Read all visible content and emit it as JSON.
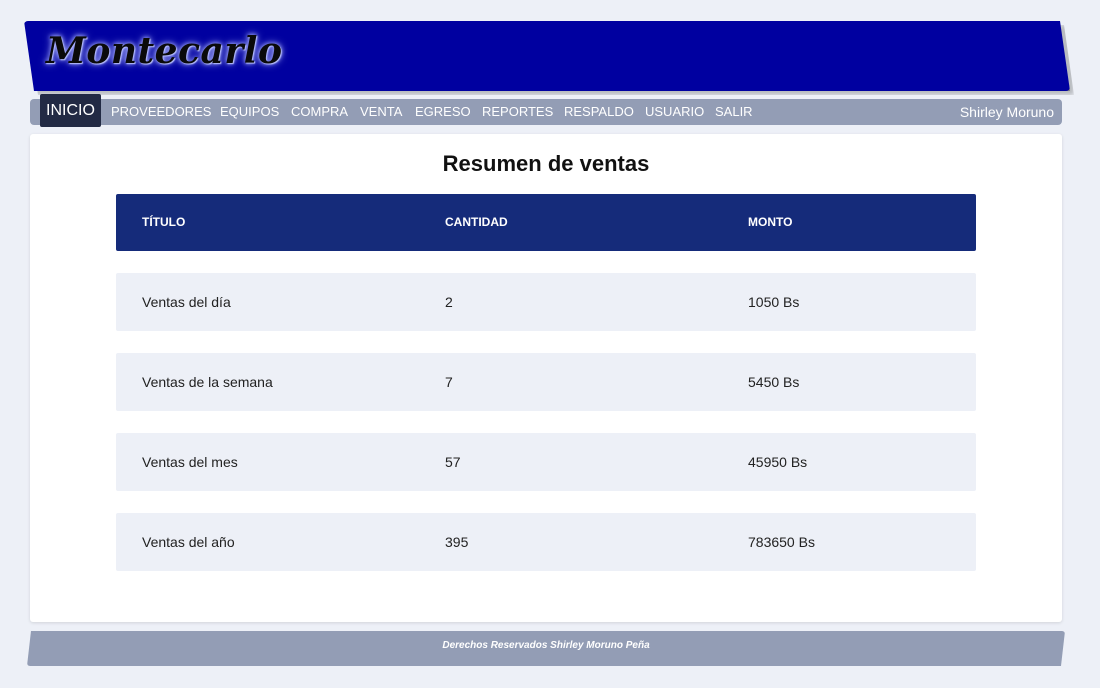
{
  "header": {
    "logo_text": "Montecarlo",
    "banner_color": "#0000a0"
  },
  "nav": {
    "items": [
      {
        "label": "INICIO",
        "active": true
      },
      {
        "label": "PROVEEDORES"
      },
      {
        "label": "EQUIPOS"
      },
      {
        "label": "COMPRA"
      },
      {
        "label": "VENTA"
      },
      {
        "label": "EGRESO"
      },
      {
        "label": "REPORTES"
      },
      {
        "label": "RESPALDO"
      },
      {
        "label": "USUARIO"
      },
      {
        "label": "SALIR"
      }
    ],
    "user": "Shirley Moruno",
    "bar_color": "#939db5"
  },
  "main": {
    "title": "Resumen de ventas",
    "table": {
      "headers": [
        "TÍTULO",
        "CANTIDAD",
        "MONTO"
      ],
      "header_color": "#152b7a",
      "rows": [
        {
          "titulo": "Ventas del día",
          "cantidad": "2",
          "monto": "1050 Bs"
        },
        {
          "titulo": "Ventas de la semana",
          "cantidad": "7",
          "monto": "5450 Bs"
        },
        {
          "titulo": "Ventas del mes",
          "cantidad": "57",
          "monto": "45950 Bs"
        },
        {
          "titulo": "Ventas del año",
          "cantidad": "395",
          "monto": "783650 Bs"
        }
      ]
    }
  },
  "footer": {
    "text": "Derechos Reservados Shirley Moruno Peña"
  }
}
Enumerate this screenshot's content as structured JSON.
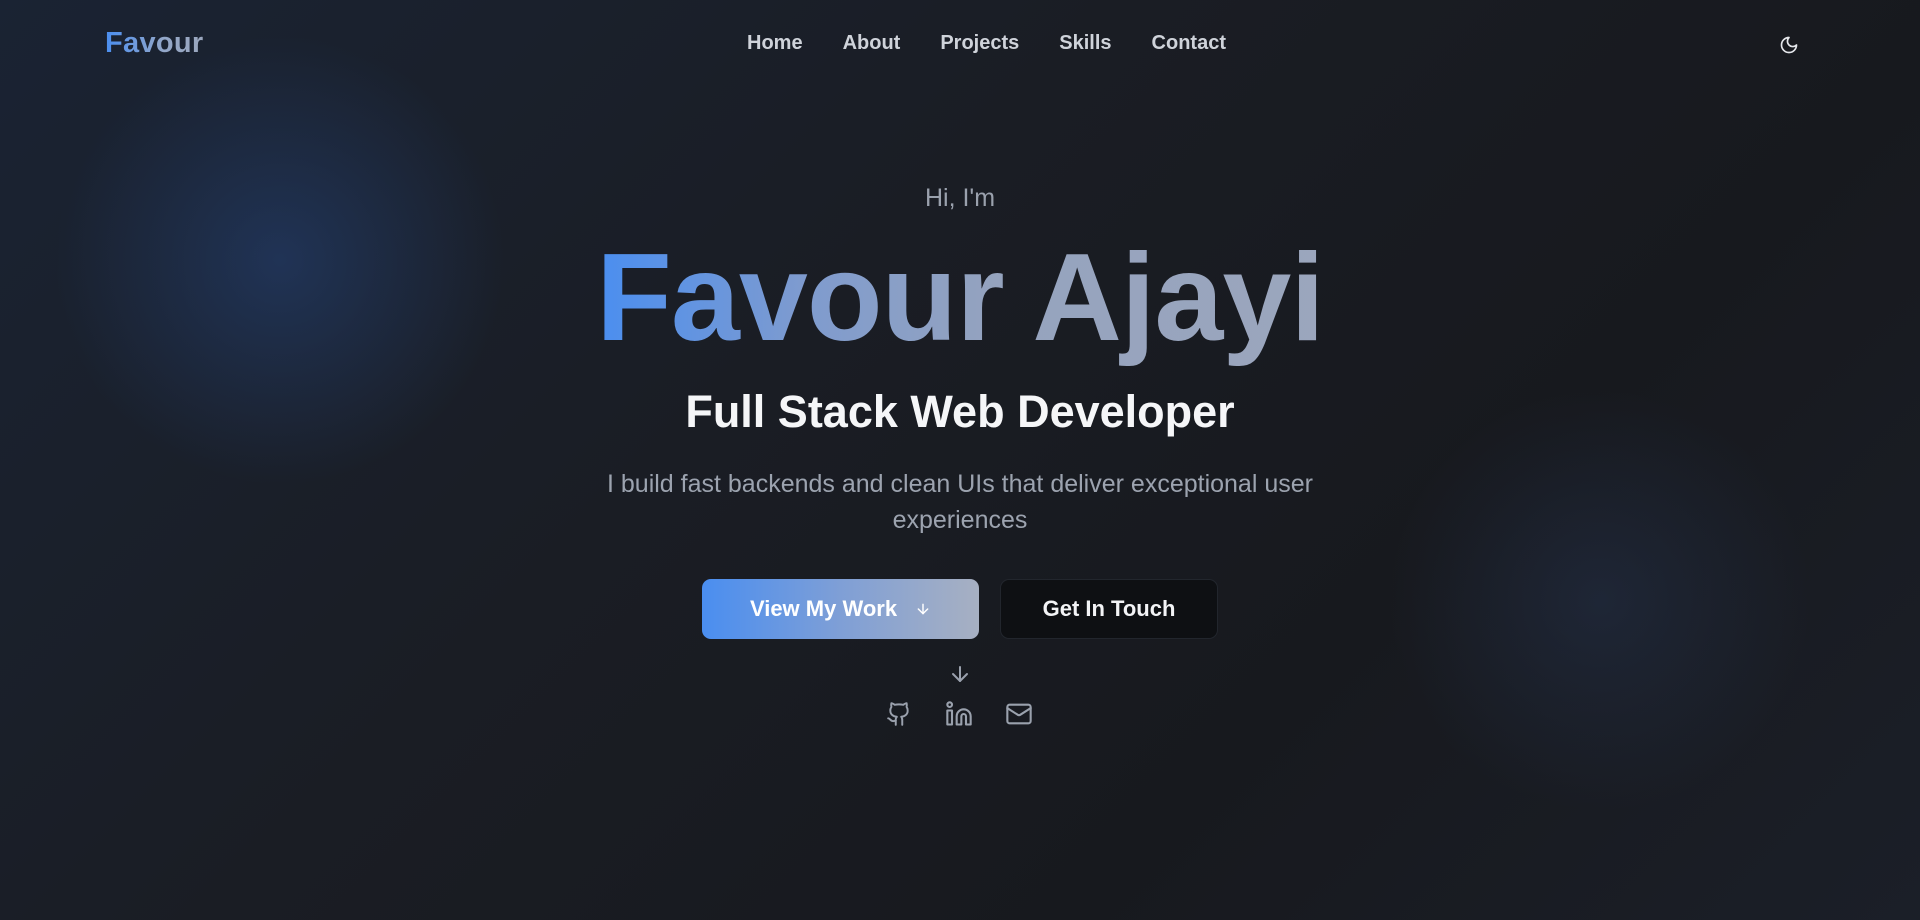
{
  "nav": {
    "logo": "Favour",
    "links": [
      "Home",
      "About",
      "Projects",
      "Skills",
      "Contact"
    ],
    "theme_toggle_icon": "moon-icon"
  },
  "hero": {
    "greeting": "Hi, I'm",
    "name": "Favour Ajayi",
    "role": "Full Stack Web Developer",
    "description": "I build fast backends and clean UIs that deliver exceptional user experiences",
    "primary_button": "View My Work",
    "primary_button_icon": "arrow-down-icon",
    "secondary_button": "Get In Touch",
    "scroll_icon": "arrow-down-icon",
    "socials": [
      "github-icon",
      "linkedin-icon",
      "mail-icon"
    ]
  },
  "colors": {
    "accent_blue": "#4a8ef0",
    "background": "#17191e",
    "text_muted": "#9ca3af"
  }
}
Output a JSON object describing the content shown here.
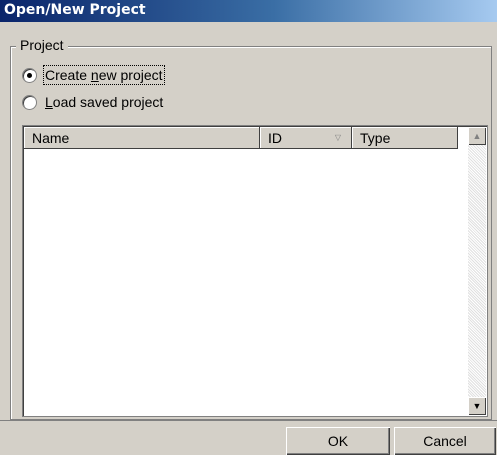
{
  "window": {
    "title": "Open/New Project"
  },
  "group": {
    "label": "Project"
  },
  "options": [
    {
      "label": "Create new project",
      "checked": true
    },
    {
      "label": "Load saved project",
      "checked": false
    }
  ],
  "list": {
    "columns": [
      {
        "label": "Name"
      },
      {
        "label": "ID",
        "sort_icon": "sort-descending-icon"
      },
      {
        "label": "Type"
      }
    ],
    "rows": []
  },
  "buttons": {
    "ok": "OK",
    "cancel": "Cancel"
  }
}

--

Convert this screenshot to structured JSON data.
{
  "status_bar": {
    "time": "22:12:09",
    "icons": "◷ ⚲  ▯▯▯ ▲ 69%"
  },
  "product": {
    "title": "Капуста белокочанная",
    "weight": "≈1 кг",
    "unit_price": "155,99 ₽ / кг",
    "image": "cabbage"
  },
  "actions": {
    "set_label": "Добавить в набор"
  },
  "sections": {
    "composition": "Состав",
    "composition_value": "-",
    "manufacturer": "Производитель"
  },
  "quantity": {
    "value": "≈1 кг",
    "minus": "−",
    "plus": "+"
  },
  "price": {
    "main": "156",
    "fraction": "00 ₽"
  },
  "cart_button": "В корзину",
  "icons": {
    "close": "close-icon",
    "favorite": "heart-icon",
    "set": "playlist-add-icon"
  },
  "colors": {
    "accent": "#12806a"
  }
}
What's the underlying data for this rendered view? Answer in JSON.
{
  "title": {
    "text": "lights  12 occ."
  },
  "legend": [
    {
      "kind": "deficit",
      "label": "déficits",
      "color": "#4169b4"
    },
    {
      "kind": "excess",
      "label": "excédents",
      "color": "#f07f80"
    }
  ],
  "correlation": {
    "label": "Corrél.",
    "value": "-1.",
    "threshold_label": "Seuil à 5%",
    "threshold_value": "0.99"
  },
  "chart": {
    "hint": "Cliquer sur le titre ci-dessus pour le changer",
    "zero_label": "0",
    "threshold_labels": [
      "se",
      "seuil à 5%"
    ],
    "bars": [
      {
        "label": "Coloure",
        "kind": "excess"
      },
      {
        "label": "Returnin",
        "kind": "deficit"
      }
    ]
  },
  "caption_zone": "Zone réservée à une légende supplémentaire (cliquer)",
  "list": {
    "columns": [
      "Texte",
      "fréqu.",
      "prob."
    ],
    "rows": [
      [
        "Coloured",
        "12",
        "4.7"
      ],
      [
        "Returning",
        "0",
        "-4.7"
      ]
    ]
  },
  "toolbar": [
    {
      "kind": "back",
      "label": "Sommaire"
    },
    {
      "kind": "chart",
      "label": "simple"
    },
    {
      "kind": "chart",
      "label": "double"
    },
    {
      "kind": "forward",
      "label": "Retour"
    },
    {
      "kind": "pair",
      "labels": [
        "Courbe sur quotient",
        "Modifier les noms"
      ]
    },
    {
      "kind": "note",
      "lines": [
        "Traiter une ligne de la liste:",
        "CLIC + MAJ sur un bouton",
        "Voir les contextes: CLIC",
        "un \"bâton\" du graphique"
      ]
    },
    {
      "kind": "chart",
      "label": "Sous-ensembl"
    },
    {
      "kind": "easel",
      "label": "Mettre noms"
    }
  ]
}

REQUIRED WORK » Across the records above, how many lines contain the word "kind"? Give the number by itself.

RESULT BELOW » 12